Task to carry out:
If a line in the material below has the string "cuda", copy it out.
----
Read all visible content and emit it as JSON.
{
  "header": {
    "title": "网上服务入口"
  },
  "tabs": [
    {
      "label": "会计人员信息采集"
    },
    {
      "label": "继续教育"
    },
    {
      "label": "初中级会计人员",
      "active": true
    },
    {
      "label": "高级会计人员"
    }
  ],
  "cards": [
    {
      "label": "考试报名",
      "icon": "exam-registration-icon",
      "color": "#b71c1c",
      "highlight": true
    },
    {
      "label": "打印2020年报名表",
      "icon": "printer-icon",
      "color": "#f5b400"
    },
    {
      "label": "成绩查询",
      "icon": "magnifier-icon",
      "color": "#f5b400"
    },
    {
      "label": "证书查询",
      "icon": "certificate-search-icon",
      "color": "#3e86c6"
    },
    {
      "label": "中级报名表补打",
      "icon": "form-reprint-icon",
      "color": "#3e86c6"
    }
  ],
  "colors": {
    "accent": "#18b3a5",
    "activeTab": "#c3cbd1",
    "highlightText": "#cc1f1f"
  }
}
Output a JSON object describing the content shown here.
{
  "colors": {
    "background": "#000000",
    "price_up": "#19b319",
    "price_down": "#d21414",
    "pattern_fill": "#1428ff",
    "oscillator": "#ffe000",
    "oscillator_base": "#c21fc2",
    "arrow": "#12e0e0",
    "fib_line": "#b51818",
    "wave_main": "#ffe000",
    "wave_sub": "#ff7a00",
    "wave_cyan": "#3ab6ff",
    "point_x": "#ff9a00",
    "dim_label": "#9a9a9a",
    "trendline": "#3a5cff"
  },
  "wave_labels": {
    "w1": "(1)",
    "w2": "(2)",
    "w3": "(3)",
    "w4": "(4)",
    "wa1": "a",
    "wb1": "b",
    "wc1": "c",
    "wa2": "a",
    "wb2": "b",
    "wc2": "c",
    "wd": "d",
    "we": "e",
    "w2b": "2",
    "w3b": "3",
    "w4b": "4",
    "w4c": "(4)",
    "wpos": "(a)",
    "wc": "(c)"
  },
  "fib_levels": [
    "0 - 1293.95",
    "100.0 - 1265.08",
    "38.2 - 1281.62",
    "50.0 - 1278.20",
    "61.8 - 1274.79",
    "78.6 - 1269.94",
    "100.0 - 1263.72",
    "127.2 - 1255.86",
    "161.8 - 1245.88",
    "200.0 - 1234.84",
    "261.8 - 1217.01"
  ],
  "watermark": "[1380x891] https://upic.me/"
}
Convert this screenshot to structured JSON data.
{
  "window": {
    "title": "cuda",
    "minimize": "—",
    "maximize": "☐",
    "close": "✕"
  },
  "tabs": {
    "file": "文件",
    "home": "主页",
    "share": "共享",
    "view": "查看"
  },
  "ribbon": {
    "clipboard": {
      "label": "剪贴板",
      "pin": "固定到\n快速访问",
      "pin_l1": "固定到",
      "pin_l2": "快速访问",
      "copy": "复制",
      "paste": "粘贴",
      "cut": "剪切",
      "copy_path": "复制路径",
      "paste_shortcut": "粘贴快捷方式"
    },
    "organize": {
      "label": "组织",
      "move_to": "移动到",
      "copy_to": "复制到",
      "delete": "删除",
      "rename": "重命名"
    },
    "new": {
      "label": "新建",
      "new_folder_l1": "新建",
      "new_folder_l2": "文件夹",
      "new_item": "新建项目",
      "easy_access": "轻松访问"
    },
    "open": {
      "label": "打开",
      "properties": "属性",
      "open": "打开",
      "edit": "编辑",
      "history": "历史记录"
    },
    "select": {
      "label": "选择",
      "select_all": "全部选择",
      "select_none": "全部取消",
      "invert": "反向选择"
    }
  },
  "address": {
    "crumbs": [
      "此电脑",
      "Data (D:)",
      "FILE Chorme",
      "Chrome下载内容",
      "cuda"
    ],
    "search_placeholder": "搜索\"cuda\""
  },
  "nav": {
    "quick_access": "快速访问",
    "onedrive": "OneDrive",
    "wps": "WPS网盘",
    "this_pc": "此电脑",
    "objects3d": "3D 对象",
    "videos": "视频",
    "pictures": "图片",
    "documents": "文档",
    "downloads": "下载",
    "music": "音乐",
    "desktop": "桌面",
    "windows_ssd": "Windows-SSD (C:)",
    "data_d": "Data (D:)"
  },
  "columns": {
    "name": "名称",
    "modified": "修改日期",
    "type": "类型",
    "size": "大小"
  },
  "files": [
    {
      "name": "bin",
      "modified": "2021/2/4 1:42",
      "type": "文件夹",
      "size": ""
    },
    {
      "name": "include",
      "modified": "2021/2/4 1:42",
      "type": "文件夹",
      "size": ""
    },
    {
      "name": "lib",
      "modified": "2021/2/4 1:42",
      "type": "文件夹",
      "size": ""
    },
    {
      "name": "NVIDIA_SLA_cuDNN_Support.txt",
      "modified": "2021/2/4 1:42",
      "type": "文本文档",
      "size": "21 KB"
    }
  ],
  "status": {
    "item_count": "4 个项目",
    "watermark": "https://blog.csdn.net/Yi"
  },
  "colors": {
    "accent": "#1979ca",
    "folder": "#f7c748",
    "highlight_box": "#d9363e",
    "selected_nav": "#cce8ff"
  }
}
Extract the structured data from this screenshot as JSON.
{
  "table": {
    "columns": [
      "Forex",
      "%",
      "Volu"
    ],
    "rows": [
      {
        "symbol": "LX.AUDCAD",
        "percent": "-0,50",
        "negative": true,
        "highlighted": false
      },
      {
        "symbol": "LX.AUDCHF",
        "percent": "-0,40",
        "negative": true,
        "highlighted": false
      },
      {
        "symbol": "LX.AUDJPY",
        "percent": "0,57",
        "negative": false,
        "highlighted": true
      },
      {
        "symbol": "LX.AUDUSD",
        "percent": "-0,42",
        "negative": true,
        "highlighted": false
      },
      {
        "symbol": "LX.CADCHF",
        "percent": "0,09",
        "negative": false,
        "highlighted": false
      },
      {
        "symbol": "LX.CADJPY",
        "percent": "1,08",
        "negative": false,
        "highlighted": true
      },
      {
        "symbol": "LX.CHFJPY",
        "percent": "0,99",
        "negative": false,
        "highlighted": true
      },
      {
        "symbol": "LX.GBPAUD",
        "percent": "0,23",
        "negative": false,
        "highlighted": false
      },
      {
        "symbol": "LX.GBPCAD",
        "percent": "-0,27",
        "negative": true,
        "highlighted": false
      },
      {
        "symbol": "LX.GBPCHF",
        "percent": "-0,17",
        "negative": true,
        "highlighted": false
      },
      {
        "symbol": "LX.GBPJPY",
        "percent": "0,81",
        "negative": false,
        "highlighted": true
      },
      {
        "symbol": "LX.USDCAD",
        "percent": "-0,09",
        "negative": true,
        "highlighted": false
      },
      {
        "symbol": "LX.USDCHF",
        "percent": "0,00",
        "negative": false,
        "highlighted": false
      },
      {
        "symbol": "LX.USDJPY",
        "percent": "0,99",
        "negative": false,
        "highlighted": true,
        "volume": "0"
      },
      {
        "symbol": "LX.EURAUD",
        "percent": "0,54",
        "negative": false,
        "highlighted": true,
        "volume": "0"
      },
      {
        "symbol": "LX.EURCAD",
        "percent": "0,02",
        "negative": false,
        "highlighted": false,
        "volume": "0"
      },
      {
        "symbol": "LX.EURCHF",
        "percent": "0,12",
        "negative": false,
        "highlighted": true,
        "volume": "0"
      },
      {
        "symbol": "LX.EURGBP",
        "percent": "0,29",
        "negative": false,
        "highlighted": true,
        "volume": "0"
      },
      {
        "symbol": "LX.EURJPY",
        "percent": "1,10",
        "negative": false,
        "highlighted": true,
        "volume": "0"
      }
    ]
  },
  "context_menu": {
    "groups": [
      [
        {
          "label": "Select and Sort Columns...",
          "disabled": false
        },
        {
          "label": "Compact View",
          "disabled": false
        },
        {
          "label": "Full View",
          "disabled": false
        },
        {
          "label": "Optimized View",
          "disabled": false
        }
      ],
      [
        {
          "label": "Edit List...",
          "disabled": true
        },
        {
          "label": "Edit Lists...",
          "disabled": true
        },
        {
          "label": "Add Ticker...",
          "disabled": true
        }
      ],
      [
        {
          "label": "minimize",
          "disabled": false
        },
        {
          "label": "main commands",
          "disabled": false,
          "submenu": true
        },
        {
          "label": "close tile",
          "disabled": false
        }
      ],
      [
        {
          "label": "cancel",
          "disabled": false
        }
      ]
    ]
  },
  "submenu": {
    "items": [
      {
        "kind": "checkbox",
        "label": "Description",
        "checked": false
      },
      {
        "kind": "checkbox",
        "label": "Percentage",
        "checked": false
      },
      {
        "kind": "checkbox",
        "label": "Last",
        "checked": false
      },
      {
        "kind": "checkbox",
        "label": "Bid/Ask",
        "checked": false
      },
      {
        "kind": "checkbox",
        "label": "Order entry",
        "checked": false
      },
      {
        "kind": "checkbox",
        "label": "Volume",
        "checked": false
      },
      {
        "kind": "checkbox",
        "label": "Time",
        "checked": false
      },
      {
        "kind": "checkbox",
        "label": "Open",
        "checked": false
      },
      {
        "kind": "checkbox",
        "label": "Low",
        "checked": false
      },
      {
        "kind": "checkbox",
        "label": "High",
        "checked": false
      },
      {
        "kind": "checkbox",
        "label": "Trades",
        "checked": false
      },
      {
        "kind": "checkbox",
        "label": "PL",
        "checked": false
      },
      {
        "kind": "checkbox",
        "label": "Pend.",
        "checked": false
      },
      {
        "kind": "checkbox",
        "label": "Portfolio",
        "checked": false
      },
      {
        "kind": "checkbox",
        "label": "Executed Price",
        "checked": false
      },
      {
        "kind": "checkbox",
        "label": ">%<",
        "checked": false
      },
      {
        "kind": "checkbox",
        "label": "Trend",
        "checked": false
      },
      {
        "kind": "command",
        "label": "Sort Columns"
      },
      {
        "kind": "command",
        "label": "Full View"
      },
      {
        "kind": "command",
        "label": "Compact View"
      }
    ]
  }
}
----
Answer to this exercise:
    "title": "cuda",
      "cuda"
    "search_placeholder": "搜索\"cuda\""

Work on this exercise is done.